I was proud to join Rep. Doc HastingsRichard (Doc) Norman HastingsCongress just resolved a 20-year debate over Neolithic remains Boehner hires new press secretary GOP plots new course on Endangered Species Act reform MORE and 22 of our House Colleagues in requesting additional budget room for the Department of Energy’s Environmental Management Program earlier this week.  The Environmental Management (EM) program was created to address the environmental challenges remaining after 50 years of our nation’s nuclear weapons development programs and civilian nuclear energy research programs. The challenges are enormous and the costs are staggering but the moral, contractual, and legal obligations of the Department of Energy (DOE) are without question.  This waste has to be cleaned up.

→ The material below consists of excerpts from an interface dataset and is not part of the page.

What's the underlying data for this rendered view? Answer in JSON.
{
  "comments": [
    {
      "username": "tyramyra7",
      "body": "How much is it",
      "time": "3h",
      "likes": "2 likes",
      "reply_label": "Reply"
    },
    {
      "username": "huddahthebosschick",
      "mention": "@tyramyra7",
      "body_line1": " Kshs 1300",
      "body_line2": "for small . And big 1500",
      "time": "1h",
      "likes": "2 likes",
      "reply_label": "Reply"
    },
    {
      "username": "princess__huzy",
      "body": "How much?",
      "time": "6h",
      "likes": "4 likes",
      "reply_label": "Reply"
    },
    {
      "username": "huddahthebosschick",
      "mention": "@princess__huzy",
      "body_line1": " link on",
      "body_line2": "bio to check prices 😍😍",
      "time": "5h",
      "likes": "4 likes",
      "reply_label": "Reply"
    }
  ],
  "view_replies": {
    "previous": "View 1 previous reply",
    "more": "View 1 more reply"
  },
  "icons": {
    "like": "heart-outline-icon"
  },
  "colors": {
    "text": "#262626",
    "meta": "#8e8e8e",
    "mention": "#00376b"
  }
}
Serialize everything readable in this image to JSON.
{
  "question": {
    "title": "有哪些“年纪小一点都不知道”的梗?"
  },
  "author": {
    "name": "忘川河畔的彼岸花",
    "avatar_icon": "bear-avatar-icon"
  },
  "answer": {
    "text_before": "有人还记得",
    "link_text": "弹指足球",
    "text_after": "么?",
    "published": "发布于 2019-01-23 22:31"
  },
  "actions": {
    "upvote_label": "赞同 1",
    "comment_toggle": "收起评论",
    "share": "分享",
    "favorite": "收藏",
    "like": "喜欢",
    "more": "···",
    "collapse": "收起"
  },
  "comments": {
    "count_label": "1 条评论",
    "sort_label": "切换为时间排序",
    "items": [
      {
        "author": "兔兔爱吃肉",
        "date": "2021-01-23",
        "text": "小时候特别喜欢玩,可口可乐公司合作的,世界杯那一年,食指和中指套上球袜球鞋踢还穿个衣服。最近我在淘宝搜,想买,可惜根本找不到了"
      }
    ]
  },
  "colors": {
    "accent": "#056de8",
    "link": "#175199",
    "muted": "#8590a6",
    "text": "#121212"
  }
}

In 2003, the DOE approached the various cleanup sites across the country and the Members of Congress representing those areas in an effort to accelerate cleanup.  The effort, we were assured, would result in additional money being poured into cleanup in an effort to quickly reduce risk and bring down long-term costs.  For a few years, this effort proved successful and cleanup did indeed accelerate.  Progress was made in my home state of Idaho where the cleanup contractor in charge of this effort is doing a tremendous job.  Yet the Bush Administration’s budget requests over the last three years for the EM Program have been in steep decline.  And rather than accelerating cleanup at these sites, the DOE is now saying (or has been told to say by OMB) that it will take much longer than any of us imagined and cost much more than previously assumed.

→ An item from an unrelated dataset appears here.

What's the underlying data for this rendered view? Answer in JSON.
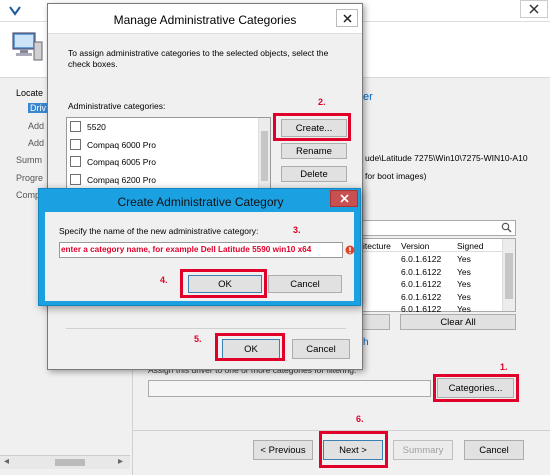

I give great credit to the DOE for the progress it has made in Idaho, Washington, Tennessee, South Carolina, and other states over the past few years.  Good things are happening at each of these sites and real risk to the environment and human health are being dealt with every day.  At the same time, I am dismayed by the apparent lack of commitment within OMB to seeing this effort through and sticking to the promises made, contracts signed, and laws enacted that govern the cleanup of these sites.  For that reason, 22 of us have asked for additional room in the budget to help appropriators later this year restore this year’s round of budget cuts.

Regardless of what happens today in the Budget Committee, I am hopeful, and even confident, that Congress will stand by these sites and provide an appropriate level of funding for the challenges facing the DOE’s Environmental Management Program